Criticism of the list continued throughout the weekend. On Sunday morning, Forbes editor Randall Lane addressed what he called a “missed opportunity”. In his article, Lane outlined the list criteria and how women were at a disadvantage from the get-go:

Our methodology was flawed, as well — at a minimum when it came to being more expansive with who was eligible to be ranked. While each data point individually made logical sense, as did focusing on data-rich public companies, the entire exercise collapses if the possible ranking pool doesn’t correlate at least somewhat with the overall pool of innovative talent.

While we appreciated Lane’s responsiveness, his explanation didn’t end the conversation.

 
 

Some tips from GenderAvenger founder Gina Glantz were in order if serious rethinking of Forbes’ list-making ideology was going to happen.

Gina laid out a series of 4 recommendations for Forbes:

  1. When you are presented with lists with overwhelming numbers of men ask, “where are the women?”

  2. Understand that “women only” lists are not substitutes for inclusion.

  3. Don’t let your methodology lead to “concern.” You write, “For all our carefully-calibrated methodology, women never had much of a chance here,” and this says it all.  This is likely based on a system created by historic patriarchy.

  4. Be sure that women are involved in the development of what you are listing and who you are listing.
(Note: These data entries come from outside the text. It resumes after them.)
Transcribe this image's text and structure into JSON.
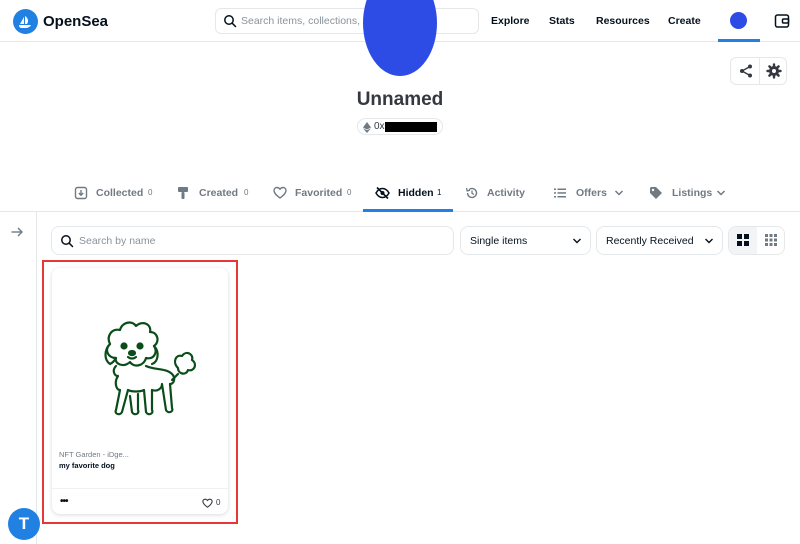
{
  "header": {
    "brand": "OpenSea",
    "search_placeholder": "Search items, collections, and accounts",
    "nav": [
      "Explore",
      "Stats",
      "Resources",
      "Create"
    ]
  },
  "profile": {
    "name": "Unnamed",
    "address_prefix": "0x"
  },
  "tabs": [
    {
      "label": "Collected",
      "count": "0"
    },
    {
      "label": "Created",
      "count": "0"
    },
    {
      "label": "Favorited",
      "count": "0"
    },
    {
      "label": "Hidden",
      "count": "1",
      "active": true
    },
    {
      "label": "Activity"
    },
    {
      "label": "Offers"
    },
    {
      "label": "Listings"
    }
  ],
  "filters": {
    "search_placeholder": "Search by name",
    "type_select": "Single items",
    "sort_select": "Recently Received"
  },
  "items": [
    {
      "collection": "NFT Garden - iDge...",
      "name": "my favorite dog",
      "likes": "0"
    }
  ],
  "floating_button_glyph": "T",
  "colors": {
    "accent": "#2081e2",
    "avatar": "#2d4ce5",
    "highlight": "#e53935",
    "drawing": "#0b4d1a"
  }
}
As far as we can tell, the creators of the Innovators list and the involved researchers were all men. Gender balanced editorial oversight and research will make a difference.

Guess what? Our suggestions did not fall on deaf ears. Almost immediately after receiving the suggestions in his inbox, Randall Lane responded to Gina to thank her for reaching out, indicating that he would share GenderAvenger’s advice with a task force of five women and two men, chaired by a woman, that he has convened to address the lists issue as quickly as possible.

Randall Lane:

We’re moving quickly and thoughtfully to identify what happened and learn from it, and we’re hearing great suggestions to ensure this doesn’t happen again. We’re committed to use our platform to make sure everyone has a seat at the table.

Way to go team! Thank you to everyone in the GenderAvenger community who made this happen. The public pressure from our community helped move Forbes in the right direction and helped them see the error of their ways.

Want to help ensure more action and more impact?

Give today to our matching campaign supported by The Harnisch Foundation. We are less than a thousand dollars away from the $25,000 goal and the ability to keep holding organizations like Forbes honest in how they portray women in the public dialog.